Fraud is alive and well in B.C.
Jan 26th, 2017 | By Marie Taylor
I am sure by now many of you have read the Fraud alert: Notices to the Profession published by the Law Society of B.C. And for those of you who have not, click here for the link.
So as a legal professional, what can you do to protect yourself and your clients from the devastating effects of fraud? In addition to the tips provided in the Law Society’s publication, as an expert in detecting and deterring fraudulent real estate transactions, FCT has compiled a list of best practices to assist in avoiding fraud:
- Whether you are acting for a vendor or borrower, always insist that the balance of the proceeds are made payable to the registered owners after payment of secured creditors, taxes, legal fees, bank loans, credit cards, etc. and not to third parties. If the borrower or vendor owes money to a third party that does not appear to be related to this transaction, they can deposit the balance of the proceeds into their bank account and cut their own cheques. In most fraudulent transactions, funds are made payable to third parties, which allow the fraudsters to quickly negotiate the funds and disappear.
- Be wary of very quick closings where you do not know or have never acted for your clients. Most fraudsters go to solicitors/notaries who do not know them and hope to pull off the fraud quickly.
- Question transactions being signed under Power of Attorney.

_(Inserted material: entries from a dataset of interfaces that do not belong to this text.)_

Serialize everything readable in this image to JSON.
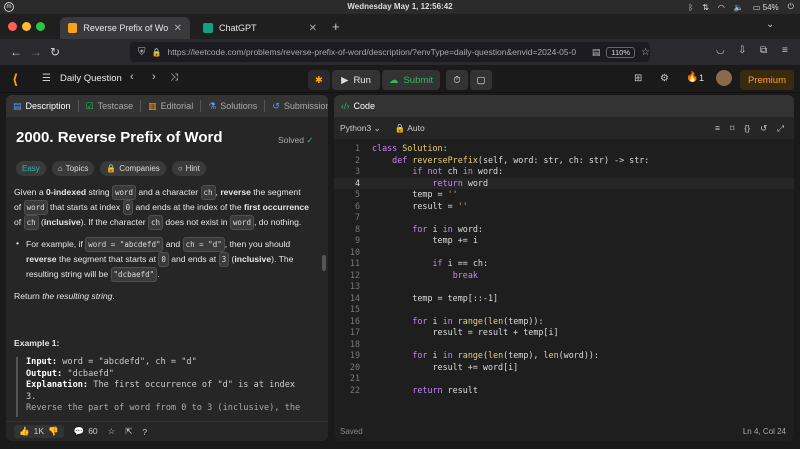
{
  "os": {
    "clock": "Wednesday May 1, 12:56:42",
    "battery": "54%"
  },
  "browser": {
    "tabs": [
      {
        "title": "Reverse Prefix of Word - Le",
        "active": true
      },
      {
        "title": "ChatGPT",
        "active": false
      }
    ],
    "new_tab": "+",
    "url": "https://leetcode.com/problems/reverse-prefix-of-word/description/?envType=daily-question&envid=2024-05-0",
    "zoom": "110%"
  },
  "lc_header": {
    "daily_label": "Daily Question",
    "run_label": "Run",
    "submit_label": "Submit",
    "streak_count": "1",
    "premium_label": "Premium"
  },
  "left_panel": {
    "tabs": [
      "Description",
      "Testcase",
      "Editorial",
      "Solutions",
      "Submissions"
    ],
    "title": "2000. Reverse Prefix of Word",
    "status": "Solved",
    "tags": {
      "difficulty": "Easy",
      "topics": "Topics",
      "companies": "Companies",
      "hint": "Hint"
    },
    "para1": {
      "a": "Given a ",
      "b": "0-indexed",
      "c": " string ",
      "d": "word",
      "e": " and a character ",
      "f": "ch",
      "g": ", ",
      "h": "reverse",
      "i": " the segment",
      "j": "of ",
      "k": "word",
      "l": " that starts at index ",
      "m": "0",
      "n": " and ends at the index of the ",
      "o": "first occurrence",
      "p": "of ",
      "q": "ch",
      "r": " (",
      "s": "inclusive",
      "t": "). If the character ",
      "u": "ch",
      "v": " does not exist in ",
      "w": "word",
      "x": ", do nothing."
    },
    "bullet": {
      "a": "For example, if ",
      "b": "word = \"abcdefd\"",
      "c": " and ",
      "d": "ch = \"d\"",
      "e": ", then you should",
      "f": "reverse",
      "g": " the segment that starts at ",
      "h": "0",
      "i": " and ends at ",
      "j": "3",
      "k": " (",
      "l": "inclusive",
      "m": "). The",
      "n": "resulting string will be ",
      "o": "\"dcbaefd\"",
      "p": "."
    },
    "return_text": {
      "a": "Return ",
      "b": "the resulting string",
      "c": "."
    },
    "example_title": "Example 1:",
    "example_lines": [
      {
        "label": "Input:",
        "value": " word = \"abcdefd\", ch = \"d\""
      },
      {
        "label": "Output:",
        "value": " \"dcbaefd\""
      },
      {
        "label": "Explanation:",
        "value": " The first occurrence of \"d\" is at index"
      },
      {
        "label": "",
        "value": "3."
      },
      {
        "label": "",
        "value": "Reverse the part of word from 0 to 3 (inclusive), the"
      }
    ],
    "footer": {
      "likes": "1K",
      "comments": "60"
    }
  },
  "right_panel": {
    "tab": "Code",
    "language": "Python3",
    "mode": "Auto",
    "status": "Saved",
    "cursor": "Ln 4, Col 24",
    "code": [
      {
        "n": "1",
        "t": [
          [
            "k1",
            "class "
          ],
          [
            "fn",
            "Solution"
          ],
          [
            "txt",
            ":"
          ]
        ]
      },
      {
        "n": "2",
        "t": [
          [
            "txt",
            "    "
          ],
          [
            "k1",
            "def "
          ],
          [
            "fn",
            "reversePrefix"
          ],
          [
            "txt",
            "(self, word: str, ch: str) -> str:"
          ]
        ]
      },
      {
        "n": "3",
        "t": [
          [
            "txt",
            "        "
          ],
          [
            "k1",
            "if not "
          ],
          [
            "txt",
            "ch "
          ],
          [
            "k1",
            "in "
          ],
          [
            "txt",
            "word:"
          ]
        ]
      },
      {
        "n": "4",
        "t": [
          [
            "txt",
            "            "
          ],
          [
            "k1",
            "return "
          ],
          [
            "txt",
            "word"
          ]
        ]
      },
      {
        "n": "5",
        "t": [
          [
            "txt",
            "        temp = "
          ],
          [
            "str",
            "''"
          ]
        ]
      },
      {
        "n": "6",
        "t": [
          [
            "txt",
            "        result = "
          ],
          [
            "str",
            "''"
          ]
        ]
      },
      {
        "n": "7",
        "t": [
          [
            "txt",
            ""
          ]
        ]
      },
      {
        "n": "8",
        "t": [
          [
            "txt",
            "        "
          ],
          [
            "k1",
            "for "
          ],
          [
            "txt",
            "i "
          ],
          [
            "k1",
            "in "
          ],
          [
            "txt",
            "word:"
          ]
        ]
      },
      {
        "n": "9",
        "t": [
          [
            "txt",
            "            temp += i"
          ]
        ]
      },
      {
        "n": "10",
        "t": [
          [
            "txt",
            ""
          ]
        ]
      },
      {
        "n": "11",
        "t": [
          [
            "txt",
            "            "
          ],
          [
            "k1",
            "if "
          ],
          [
            "txt",
            "i == ch:"
          ]
        ]
      },
      {
        "n": "12",
        "t": [
          [
            "txt",
            "                "
          ],
          [
            "k1",
            "break"
          ]
        ]
      },
      {
        "n": "13",
        "t": [
          [
            "txt",
            ""
          ]
        ]
      },
      {
        "n": "14",
        "t": [
          [
            "txt",
            "        temp = temp[::-1]"
          ]
        ]
      },
      {
        "n": "15",
        "t": [
          [
            "txt",
            ""
          ]
        ]
      },
      {
        "n": "16",
        "t": [
          [
            "txt",
            "        "
          ],
          [
            "k1",
            "for "
          ],
          [
            "txt",
            "i "
          ],
          [
            "k1",
            "in "
          ],
          [
            "fn",
            "range"
          ],
          [
            "txt",
            "("
          ],
          [
            "fn",
            "len"
          ],
          [
            "txt",
            "(temp)):"
          ]
        ]
      },
      {
        "n": "17",
        "t": [
          [
            "txt",
            "            result = result + temp[i]"
          ]
        ]
      },
      {
        "n": "18",
        "t": [
          [
            "txt",
            ""
          ]
        ]
      },
      {
        "n": "19",
        "t": [
          [
            "txt",
            "        "
          ],
          [
            "k1",
            "for "
          ],
          [
            "txt",
            "i "
          ],
          [
            "k1",
            "in "
          ],
          [
            "fn",
            "range"
          ],
          [
            "txt",
            "("
          ],
          [
            "fn",
            "len"
          ],
          [
            "txt",
            "(temp), "
          ],
          [
            "fn",
            "len"
          ],
          [
            "txt",
            "(word)):"
          ]
        ]
      },
      {
        "n": "20",
        "t": [
          [
            "txt",
            "            result += word[i]"
          ]
        ]
      },
      {
        "n": "21",
        "t": [
          [
            "txt",
            ""
          ]
        ]
      },
      {
        "n": "22",
        "t": [
          [
            "txt",
            "        "
          ],
          [
            "k1",
            "return "
          ],
          [
            "txt",
            "result"
          ]
        ]
      }
    ]
  },
  "colors": {
    "accent_green": "#2cbb5d",
    "easy": "#2db7a3",
    "premium": "#ffa116"
  }
}
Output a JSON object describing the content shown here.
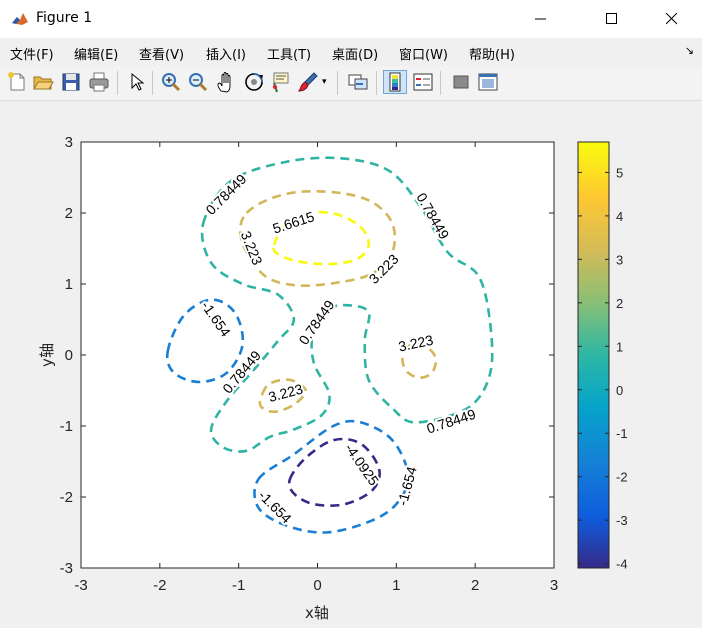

Why is the Power of Attorney being used and can you contact the Donor? Review the Power of Attorney carefully.
- Read your lender client’s mortgage instructions carefully and ensure you comply with their fraud requirements.
- Get title insurance for both your lender and purchaser clients in order to protect them from the devastating effects of title fraud.If you didn’t have the opportunity to attend one of our fraud seminars, you can still view it online and obtain CPD credits, by clicking here.
Have you come across any fraudulent transactions recently? Please share your stories with us.